Don’t expect a thorough teaching on Deborah from me. Since men, as well as women, read this blog, I need to be careful not to lapse into teaching when I explain the various biblical positions that I hold. That type of care obviously intensifies when I write about women assuming positions of authority in churches. I can just imagine how quickly people would accuse me of hypocrisy! More importantly, I want to be obedient to the Lord, using my writing in ways that honor Him. If I then crossed the line from affirming biblical truth to actually teaching, I would be rebelling against Scripture’s prohibition against women teaching men.
That said, I feel a responsibility to grapple with the infamous “Deborah Question” while The Outspoken TULIP is still in its introductory phase. I hope that my thoughts will encourage you to examine Scripture for yourself, and that you’ll prayerfully consider the perspectives I offer.
To begin with, I notice that verse 4 of Judges 4 merely states that Deborah judged Israel, whereas Scripture generally introduces judges using the phrase, “the Lord raised up…” Couple this different introduction of Deborah with Judges 21:25, which says “everyone did what was right in their own eyes,” and ask the obvious question: Did God appoint Deborah as judge, or did she assign the role to herself? I don’t know. Frankly, neither do you! And the fact that He spoke through her in the specific instances concerning Barak may not necessarily validate her entire prophetic ministry. Has He ever used one of your sinful choices to bring about His greater will? He’s certainly done so in my life! But His blessing in no way justified my rebellion. Therefore, I suspect He used Deborah in spite of her willful rebellion.

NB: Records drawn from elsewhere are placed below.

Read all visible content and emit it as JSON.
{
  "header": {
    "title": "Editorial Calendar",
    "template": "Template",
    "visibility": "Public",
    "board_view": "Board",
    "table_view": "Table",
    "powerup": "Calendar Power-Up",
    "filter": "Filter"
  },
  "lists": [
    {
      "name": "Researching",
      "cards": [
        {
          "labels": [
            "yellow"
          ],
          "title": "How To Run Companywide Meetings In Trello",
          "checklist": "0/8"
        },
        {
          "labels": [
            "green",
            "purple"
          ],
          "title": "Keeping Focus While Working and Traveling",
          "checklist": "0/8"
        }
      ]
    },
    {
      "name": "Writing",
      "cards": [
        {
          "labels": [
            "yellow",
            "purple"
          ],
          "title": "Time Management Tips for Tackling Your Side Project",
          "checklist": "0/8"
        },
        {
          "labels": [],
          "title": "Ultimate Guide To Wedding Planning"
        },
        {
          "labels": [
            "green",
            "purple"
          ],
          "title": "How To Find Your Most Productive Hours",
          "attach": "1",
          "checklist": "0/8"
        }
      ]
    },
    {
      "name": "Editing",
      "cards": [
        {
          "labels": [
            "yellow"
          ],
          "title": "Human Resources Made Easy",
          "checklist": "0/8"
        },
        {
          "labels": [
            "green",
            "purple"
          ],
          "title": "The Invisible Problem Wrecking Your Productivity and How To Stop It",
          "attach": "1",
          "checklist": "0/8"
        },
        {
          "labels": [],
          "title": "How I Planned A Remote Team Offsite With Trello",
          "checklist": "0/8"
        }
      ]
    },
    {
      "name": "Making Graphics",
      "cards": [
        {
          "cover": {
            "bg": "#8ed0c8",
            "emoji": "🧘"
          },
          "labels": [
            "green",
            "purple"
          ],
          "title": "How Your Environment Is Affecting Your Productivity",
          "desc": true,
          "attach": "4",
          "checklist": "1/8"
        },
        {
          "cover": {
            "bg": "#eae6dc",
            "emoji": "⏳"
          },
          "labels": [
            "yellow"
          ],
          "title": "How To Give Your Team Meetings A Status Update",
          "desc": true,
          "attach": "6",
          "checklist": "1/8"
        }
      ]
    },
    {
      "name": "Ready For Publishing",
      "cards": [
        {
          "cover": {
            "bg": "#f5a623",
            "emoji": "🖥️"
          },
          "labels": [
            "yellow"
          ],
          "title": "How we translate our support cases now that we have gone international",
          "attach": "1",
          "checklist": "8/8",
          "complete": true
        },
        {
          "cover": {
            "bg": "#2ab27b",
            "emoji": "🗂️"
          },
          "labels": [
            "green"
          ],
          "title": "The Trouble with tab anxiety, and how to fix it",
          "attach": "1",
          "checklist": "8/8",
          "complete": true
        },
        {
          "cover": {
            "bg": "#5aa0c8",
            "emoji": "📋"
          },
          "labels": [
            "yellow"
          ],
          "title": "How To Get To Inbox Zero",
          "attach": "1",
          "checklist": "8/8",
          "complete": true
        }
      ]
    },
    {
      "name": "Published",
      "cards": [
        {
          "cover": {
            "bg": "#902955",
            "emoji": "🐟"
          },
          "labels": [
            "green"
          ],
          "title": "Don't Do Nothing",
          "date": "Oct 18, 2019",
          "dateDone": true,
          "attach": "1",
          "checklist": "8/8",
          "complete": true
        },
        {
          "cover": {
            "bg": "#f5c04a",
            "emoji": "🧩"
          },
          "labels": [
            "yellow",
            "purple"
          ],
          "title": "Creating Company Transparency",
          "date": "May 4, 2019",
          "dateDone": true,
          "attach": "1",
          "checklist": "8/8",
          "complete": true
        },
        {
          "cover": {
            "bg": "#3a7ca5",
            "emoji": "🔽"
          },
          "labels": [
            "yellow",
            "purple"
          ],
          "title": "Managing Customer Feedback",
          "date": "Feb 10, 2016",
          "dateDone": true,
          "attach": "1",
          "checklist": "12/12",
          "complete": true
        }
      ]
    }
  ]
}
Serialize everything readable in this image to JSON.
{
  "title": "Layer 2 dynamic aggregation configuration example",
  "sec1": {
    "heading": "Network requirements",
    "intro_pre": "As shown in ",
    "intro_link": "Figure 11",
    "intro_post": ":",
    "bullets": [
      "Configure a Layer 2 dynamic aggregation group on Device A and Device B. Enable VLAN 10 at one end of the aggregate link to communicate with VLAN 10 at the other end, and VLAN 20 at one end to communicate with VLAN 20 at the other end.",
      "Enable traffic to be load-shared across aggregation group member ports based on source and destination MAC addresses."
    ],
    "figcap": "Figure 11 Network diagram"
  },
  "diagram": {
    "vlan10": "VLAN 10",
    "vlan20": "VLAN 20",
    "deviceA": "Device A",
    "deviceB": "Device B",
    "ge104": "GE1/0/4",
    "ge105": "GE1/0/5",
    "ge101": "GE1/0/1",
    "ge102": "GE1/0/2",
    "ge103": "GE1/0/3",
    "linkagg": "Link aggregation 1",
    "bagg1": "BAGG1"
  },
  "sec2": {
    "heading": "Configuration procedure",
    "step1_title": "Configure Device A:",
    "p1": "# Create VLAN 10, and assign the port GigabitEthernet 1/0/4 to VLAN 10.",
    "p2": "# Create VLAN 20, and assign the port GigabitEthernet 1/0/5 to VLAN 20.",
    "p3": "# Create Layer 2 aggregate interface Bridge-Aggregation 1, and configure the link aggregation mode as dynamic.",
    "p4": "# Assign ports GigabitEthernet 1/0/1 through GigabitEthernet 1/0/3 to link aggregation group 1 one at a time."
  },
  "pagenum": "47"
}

But even if Deborah served as a judge because the Lord placed her in that position, should we assume that she therefore sets the stage for women to be pastors or to lead congregational prayer? I once chatted with pastor and fellow blogger Dan Phillips about Deborah as a sanction for women pastors via Twitter. Dan pointed out that Old Testament Israel is not synonymous with the New Testament Church. Would we make Sampson a model for Christian pastors? Hopefully not! Than neither should Deborah serve as one.
In approaching historical narratives in the Bible, we must treat them as descriptive before determining whether or not they prescribe Christian behavior. Yes, Deborah judged Israel during a time when it had a theocratic form of government, and God graciously used her to motivate Barak to lead his army against Sisera. But God also used David’s sinful marriage to Bathsheba to produce Solomon, and I know that we mustn’t interpret that fact as a prescription for adultery and murder. Deborah’s period of leadership in Israel simply doesn’t mitigate 1 Timothy 2:11-14. We can appreciate her role in delivering Israel without misconstruing it as permission for women to usurp male leadership in church settings.
As you can see, I have studied Deborah, and I see no reason to cite her (or any of the other strong women in Scripture) as a reason to accept women pastors. I could go into greater detail in exploring Deborah’s ministry, but again, I must resist the temptation to establish myself as a Bible teacher. Instead, I hope you’ll see that we can question her position of judging Israel, and that we have no reason to form a correlation between any of Israel’s judges and Christian pastors.